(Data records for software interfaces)

* * * * * * * * *

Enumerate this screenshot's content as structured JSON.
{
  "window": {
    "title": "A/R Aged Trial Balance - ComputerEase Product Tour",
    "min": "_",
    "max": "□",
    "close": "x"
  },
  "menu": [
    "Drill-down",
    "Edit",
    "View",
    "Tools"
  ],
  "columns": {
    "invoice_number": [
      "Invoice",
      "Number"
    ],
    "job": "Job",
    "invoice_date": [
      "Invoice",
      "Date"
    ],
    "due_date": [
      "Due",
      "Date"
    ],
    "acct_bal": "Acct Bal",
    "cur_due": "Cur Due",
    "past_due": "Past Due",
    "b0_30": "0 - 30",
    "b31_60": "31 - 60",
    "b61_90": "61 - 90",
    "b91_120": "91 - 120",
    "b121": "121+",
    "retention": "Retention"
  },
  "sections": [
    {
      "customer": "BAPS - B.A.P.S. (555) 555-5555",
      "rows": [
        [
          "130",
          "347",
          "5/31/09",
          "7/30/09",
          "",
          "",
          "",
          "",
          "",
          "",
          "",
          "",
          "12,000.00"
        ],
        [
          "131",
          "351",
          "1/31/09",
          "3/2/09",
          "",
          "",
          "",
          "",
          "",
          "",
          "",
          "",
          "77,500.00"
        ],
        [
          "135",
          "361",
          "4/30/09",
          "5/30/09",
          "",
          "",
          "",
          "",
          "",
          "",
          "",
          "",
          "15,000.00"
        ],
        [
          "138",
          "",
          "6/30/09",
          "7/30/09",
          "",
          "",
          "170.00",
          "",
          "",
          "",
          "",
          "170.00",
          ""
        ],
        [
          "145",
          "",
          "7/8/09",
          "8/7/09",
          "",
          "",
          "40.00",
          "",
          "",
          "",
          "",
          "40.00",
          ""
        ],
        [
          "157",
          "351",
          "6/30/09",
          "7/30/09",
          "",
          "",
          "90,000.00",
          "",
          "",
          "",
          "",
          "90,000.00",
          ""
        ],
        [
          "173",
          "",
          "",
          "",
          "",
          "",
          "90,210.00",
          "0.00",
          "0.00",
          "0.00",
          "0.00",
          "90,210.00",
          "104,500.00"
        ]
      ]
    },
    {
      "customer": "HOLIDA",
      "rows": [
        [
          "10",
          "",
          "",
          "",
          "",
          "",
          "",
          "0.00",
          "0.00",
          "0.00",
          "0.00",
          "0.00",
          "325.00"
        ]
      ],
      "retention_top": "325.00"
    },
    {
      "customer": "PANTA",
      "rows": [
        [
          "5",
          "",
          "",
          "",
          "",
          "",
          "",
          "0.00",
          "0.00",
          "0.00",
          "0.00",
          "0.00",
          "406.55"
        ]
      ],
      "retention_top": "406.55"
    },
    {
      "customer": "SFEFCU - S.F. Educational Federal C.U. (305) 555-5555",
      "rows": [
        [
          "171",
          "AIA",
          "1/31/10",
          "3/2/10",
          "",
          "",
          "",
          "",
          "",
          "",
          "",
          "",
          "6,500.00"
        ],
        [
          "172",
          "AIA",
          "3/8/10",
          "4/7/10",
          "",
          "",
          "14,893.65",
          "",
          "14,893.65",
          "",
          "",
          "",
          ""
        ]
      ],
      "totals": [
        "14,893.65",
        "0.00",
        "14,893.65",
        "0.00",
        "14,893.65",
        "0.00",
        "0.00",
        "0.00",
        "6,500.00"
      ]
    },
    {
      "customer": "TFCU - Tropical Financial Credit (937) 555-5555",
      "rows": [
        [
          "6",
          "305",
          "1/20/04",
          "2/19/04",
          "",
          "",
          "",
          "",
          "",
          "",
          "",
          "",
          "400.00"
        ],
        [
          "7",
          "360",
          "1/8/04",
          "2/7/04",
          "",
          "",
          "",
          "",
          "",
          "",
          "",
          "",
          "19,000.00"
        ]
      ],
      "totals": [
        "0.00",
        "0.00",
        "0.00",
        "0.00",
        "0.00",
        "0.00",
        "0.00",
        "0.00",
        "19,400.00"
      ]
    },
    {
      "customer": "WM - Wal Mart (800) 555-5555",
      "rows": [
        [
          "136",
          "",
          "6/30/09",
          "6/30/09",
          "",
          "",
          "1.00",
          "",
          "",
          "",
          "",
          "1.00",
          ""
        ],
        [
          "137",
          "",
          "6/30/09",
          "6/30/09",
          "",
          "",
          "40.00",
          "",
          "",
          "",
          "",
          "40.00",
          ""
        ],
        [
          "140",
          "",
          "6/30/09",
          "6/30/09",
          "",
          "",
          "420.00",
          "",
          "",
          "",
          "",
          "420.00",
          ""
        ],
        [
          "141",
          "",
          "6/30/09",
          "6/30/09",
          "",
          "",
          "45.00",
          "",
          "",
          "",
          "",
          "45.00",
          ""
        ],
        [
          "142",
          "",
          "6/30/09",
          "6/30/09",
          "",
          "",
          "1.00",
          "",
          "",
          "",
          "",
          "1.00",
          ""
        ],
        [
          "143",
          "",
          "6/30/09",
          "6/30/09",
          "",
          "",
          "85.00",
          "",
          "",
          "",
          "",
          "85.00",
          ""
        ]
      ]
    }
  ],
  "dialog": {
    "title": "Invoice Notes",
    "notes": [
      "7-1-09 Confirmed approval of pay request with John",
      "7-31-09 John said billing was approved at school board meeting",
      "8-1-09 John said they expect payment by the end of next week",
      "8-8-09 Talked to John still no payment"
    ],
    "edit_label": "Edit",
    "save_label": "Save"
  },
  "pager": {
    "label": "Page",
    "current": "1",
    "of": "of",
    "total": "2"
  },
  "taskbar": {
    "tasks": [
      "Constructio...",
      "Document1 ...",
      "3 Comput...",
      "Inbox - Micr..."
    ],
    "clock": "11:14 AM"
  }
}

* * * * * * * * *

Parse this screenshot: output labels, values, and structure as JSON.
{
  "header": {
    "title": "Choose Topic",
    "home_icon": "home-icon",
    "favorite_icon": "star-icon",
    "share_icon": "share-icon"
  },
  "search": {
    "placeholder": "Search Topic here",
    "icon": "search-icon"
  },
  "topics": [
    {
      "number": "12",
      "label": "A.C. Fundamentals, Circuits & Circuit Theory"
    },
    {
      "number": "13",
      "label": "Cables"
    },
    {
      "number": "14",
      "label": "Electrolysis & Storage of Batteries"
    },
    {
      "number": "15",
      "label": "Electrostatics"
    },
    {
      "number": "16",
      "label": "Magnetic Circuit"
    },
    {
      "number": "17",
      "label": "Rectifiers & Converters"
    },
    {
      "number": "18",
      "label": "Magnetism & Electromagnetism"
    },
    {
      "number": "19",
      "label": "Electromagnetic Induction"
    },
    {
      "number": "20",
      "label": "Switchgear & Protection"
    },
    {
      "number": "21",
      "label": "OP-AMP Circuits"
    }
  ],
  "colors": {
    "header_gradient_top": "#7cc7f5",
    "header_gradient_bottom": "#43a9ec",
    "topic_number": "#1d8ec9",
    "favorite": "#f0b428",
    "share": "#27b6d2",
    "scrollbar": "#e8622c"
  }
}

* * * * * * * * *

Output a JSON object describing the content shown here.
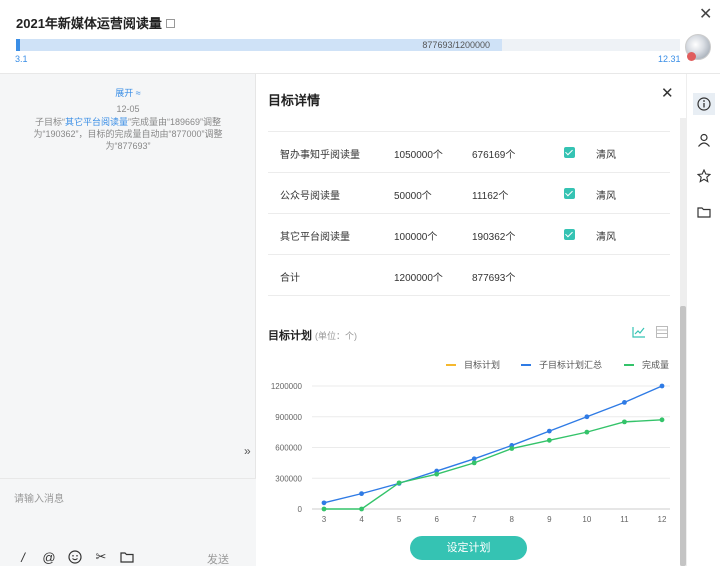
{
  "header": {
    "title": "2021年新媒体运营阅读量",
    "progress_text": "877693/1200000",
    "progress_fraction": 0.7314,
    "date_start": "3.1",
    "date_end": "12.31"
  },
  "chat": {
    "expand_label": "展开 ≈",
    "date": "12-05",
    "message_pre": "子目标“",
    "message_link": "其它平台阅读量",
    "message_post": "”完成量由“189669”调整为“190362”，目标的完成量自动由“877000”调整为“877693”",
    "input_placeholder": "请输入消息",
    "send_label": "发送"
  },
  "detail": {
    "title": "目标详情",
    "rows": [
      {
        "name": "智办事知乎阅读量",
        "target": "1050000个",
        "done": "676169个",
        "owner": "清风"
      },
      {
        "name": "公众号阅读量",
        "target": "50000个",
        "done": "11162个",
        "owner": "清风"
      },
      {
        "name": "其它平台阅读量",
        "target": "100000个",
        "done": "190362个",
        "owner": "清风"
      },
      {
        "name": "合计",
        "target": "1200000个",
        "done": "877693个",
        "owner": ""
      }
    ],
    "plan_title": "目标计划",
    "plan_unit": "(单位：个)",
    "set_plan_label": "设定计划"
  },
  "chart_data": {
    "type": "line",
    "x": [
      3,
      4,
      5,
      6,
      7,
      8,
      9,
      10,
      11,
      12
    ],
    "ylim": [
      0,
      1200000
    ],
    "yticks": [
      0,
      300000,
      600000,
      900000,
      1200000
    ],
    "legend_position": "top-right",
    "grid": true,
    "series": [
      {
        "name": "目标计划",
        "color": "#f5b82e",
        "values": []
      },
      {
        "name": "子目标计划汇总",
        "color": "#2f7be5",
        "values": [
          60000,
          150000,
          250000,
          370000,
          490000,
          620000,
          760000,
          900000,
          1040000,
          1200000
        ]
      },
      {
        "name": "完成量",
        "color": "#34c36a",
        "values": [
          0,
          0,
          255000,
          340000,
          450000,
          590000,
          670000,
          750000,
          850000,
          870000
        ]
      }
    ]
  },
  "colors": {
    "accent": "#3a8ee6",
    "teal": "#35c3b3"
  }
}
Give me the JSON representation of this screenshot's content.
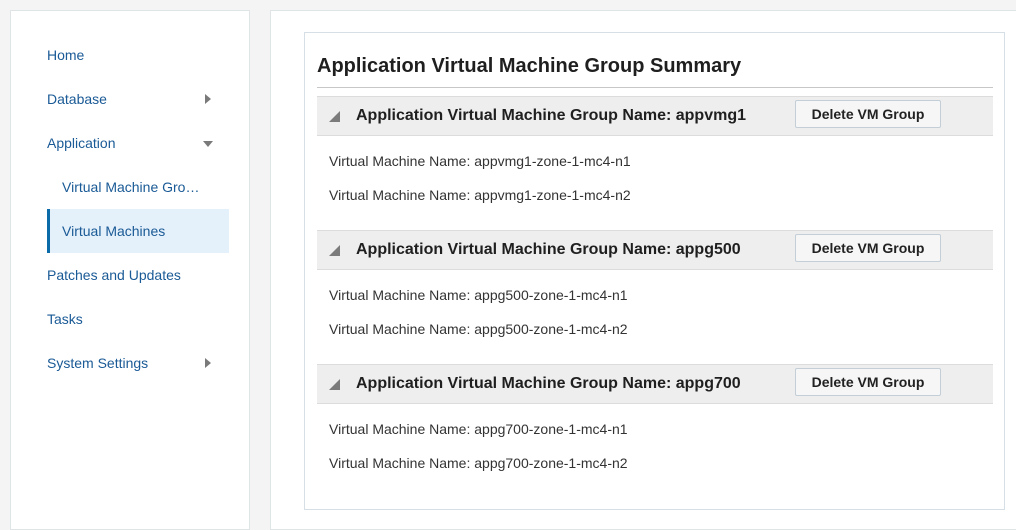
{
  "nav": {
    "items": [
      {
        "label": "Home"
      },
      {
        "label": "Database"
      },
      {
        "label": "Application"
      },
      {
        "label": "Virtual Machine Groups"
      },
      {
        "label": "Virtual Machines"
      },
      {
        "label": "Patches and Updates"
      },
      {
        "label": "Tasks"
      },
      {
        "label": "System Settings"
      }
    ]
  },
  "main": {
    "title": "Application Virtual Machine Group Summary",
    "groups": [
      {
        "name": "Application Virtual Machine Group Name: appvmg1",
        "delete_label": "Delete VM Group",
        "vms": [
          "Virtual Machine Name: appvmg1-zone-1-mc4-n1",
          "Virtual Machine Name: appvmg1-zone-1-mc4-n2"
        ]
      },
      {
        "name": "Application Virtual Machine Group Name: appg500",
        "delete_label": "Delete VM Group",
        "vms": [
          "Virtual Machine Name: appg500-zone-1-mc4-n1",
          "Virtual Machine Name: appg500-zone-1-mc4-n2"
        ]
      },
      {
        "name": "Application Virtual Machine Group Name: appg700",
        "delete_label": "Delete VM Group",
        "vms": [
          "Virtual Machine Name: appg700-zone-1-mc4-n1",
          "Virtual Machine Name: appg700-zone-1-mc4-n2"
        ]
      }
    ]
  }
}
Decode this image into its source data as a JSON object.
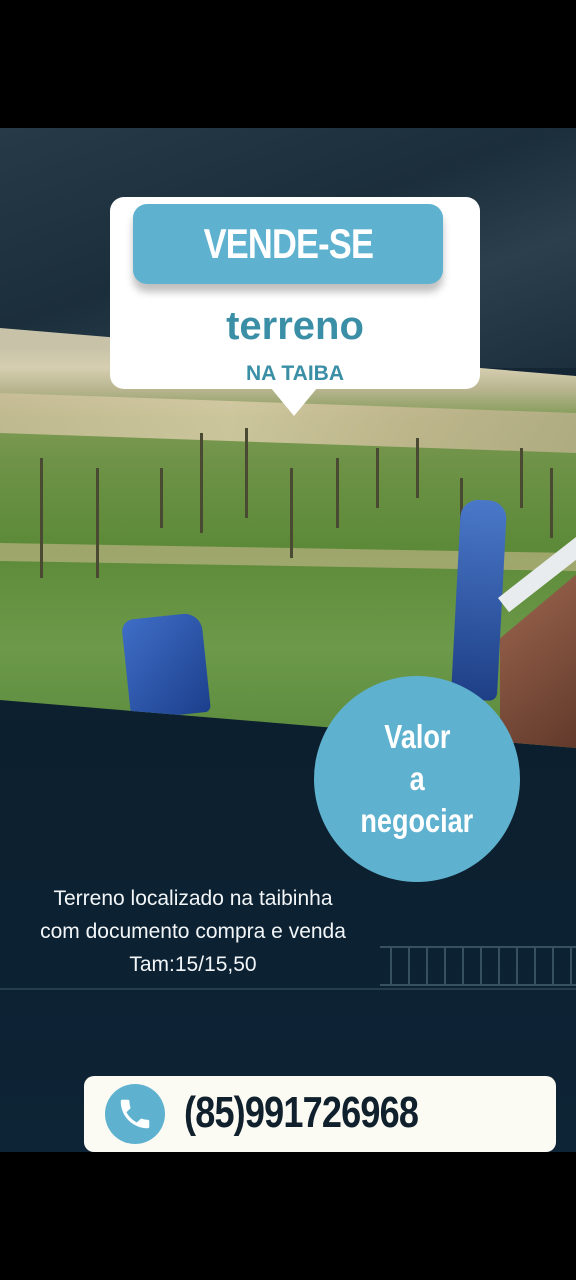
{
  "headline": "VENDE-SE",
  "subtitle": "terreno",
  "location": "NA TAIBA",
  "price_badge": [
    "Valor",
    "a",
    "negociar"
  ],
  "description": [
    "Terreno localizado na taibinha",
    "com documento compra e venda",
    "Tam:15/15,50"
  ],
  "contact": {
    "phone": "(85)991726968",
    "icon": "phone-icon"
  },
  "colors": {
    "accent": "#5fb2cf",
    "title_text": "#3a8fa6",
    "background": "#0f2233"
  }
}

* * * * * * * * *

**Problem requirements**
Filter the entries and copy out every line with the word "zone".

**Solved problem**
          "Virtual Machine Name: appvmg1-zone-1-mc4-n1",
          "Virtual Machine Name: appvmg1-zone-1-mc4-n2"
          "Virtual Machine Name: appg500-zone-1-mc4-n1",
          "Virtual Machine Name: appg500-zone-1-mc4-n2"
          "Virtual Machine Name: appg700-zone-1-mc4-n1",
          "Virtual Machine Name: appg700-zone-1-mc4-n2"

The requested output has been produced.